WHAT THE TASK ASKS: Each record below needs to be written out exactly as it appears.

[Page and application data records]

+ + +

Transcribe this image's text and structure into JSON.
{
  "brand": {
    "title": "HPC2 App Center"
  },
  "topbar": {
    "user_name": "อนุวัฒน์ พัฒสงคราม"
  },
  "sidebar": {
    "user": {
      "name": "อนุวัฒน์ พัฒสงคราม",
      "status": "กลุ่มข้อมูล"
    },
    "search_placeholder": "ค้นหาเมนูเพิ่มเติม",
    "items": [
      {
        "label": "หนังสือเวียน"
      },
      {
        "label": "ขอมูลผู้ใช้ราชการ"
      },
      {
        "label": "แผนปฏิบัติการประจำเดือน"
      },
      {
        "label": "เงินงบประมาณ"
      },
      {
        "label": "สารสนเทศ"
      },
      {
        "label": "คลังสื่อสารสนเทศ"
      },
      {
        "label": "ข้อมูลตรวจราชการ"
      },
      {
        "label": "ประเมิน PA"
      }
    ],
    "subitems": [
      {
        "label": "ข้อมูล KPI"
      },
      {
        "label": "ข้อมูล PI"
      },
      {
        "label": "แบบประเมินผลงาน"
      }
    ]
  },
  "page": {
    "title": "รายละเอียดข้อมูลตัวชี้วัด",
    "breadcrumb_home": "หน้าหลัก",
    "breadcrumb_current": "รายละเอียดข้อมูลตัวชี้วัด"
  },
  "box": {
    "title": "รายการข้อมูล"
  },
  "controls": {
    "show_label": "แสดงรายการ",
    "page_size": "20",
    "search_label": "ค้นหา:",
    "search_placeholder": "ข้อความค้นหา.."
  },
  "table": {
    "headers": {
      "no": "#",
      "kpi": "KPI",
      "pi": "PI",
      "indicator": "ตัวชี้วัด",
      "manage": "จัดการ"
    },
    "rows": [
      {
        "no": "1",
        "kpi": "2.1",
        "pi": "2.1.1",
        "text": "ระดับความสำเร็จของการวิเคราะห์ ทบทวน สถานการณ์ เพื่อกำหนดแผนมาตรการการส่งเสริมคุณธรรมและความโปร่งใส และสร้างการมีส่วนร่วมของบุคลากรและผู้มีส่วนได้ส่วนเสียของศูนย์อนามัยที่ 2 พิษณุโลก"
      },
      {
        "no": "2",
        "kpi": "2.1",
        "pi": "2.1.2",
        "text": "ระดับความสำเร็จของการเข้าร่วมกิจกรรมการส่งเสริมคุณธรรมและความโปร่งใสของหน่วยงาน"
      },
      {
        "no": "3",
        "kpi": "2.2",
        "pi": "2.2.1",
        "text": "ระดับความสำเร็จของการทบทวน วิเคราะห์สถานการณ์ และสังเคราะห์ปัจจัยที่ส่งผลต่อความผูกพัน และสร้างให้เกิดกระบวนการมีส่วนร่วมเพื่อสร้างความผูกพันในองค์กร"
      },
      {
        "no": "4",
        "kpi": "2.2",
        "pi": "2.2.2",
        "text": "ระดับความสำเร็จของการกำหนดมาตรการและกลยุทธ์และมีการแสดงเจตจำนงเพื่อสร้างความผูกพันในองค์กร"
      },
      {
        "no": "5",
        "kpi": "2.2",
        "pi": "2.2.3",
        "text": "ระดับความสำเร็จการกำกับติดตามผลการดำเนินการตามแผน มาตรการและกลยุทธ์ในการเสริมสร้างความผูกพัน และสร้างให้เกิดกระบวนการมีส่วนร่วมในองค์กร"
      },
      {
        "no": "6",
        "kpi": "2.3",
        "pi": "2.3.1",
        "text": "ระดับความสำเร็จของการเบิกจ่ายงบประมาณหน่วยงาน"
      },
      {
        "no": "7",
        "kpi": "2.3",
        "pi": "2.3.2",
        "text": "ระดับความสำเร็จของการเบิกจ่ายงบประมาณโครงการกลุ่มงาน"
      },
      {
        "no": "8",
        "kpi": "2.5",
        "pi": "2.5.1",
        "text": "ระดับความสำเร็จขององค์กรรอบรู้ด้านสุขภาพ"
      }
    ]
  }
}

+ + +

RESULT OF THIS EXERCISE:
Transcribe this image's text and structure into JSON.
{
  "brand": {
    "title": "HPC2 App Center"
  },
  "topbar": {
    "user_name": "อนุวัฒน์ พัฒสงคราม"
  },
  "sidebar": {
    "user": {
      "name": "อนุวัฒน์ พัฒสงคราม",
      "status": "กลุ่มข้อมูล"
    },
    "search_placeholder": "ค้นหาเมนูเพิ่มเติม",
    "items": [
      {
        "label": "หนังสือเวียน"
      },
      {
        "label": "ขอมูลผู้ใช้ราชการ"
      },
      {
        "label": "แผนปฏิบัติการประจำเดือน"
      },
      {
        "label": "เงินงบประมาณ"
      },
      {
        "label": "สารสนเทศ"
      },
      {
        "label": "คลังสื่อสารสนเทศ"
      },
      {
        "label": "ข้อมูลตรวจราชการ"
      },
      {
        "label": "ประเมิน PA"
      }
    ],
    "subitems": [
      {
        "label": "ข้อมูล KPI"
      },
      {
        "label": "ข้อมูล PI"
      },
      {
        "label": "แบบประเมินผลงาน"
      }
    ]
  },
  "page": {
    "title": "รายละเอียดข้อมูลตัวชี้วัด",
    "breadcrumb_home": "หน้าหลัก",
    "breadcrumb_current": "รายละเอียดข้อมูลตัวชี้วัด"
  },
  "box": {
    "title": "รายการข้อมูล"
  },
  "controls": {
    "show_label": "แสดงรายการ",
    "page_size": "20",
    "search_label": "ค้นหา:",
    "search_placeholder": "ข้อความค้นหา.."
  },
  "table": {
    "headers": {
      "no": "#",
      "kpi": "KPI",
      "pi": "PI",
      "indicator": "ตัวชี้วัด",
      "manage": "จัดการ"
    },
    "rows": [
      {
        "no": "1",
        "kpi": "2.1",
        "pi": "2.1.1",
        "text": "ระดับความสำเร็จของการวิเคราะห์ ทบทวน สถานการณ์ เพื่อกำหนดแผนมาตรการการส่งเสริมคุณธรรมและความโปร่งใส และสร้างการมีส่วนร่วมของบุคลากรและผู้มีส่วนได้ส่วนเสียของศูนย์อนามัยที่ 2 พิษณุโลก"
      },
      {
        "no": "2",
        "kpi": "2.1",
        "pi": "2.1.2",
        "text": "ระดับความสำเร็จของการเข้าร่วมกิจกรรมการส่งเสริมคุณธรรมและความโปร่งใสของหน่วยงาน"
      },
      {
        "no": "3",
        "kpi": "2.2",
        "pi": "2.2.1",
        "text": "ระดับความสำเร็จของการทบทวน วิเคราะห์สถานการณ์ และสังเคราะห์ปัจจัยที่ส่งผลต่อความผูกพัน และสร้างให้เกิดกระบวนการมีส่วนร่วมเพื่อสร้างความผูกพันในองค์กร"
      },
      {
        "no": "4",
        "kpi": "2.2",
        "pi": "2.2.2",
        "text": "ระดับความสำเร็จของการกำหนดมาตรการและกลยุทธ์และมีการแสดงเจตจำนงเพื่อสร้างความผูกพันในองค์กร"
      },
      {
        "no": "5",
        "kpi": "2.2",
        "pi": "2.2.3",
        "text": "ระดับความสำเร็จการกำกับติดตามผลการดำเนินการตามแผน มาตรการและกลยุทธ์ในการเสริมสร้างความผูกพัน และสร้างให้เกิดกระบวนการมีส่วนร่วมในองค์กร"
      },
      {
        "no": "6",
        "kpi": "2.3",
        "pi": "2.3.1",
        "text": "ระดับความสำเร็จของการเบิกจ่ายงบประมาณหน่วยงาน"
      },
      {
        "no": "7",
        "kpi": "2.3",
        "pi": "2.3.2",
        "text": "ระดับความสำเร็จของการเบิกจ่ายงบประมาณโครงการกลุ่มงาน"
      },
      {
        "no": "8",
        "kpi": "2.5",
        "pi": "2.5.1",
        "text": "ระดับความสำเร็จขององค์กรรอบรู้ด้านสุขภาพ"
      }
    ]
  }
}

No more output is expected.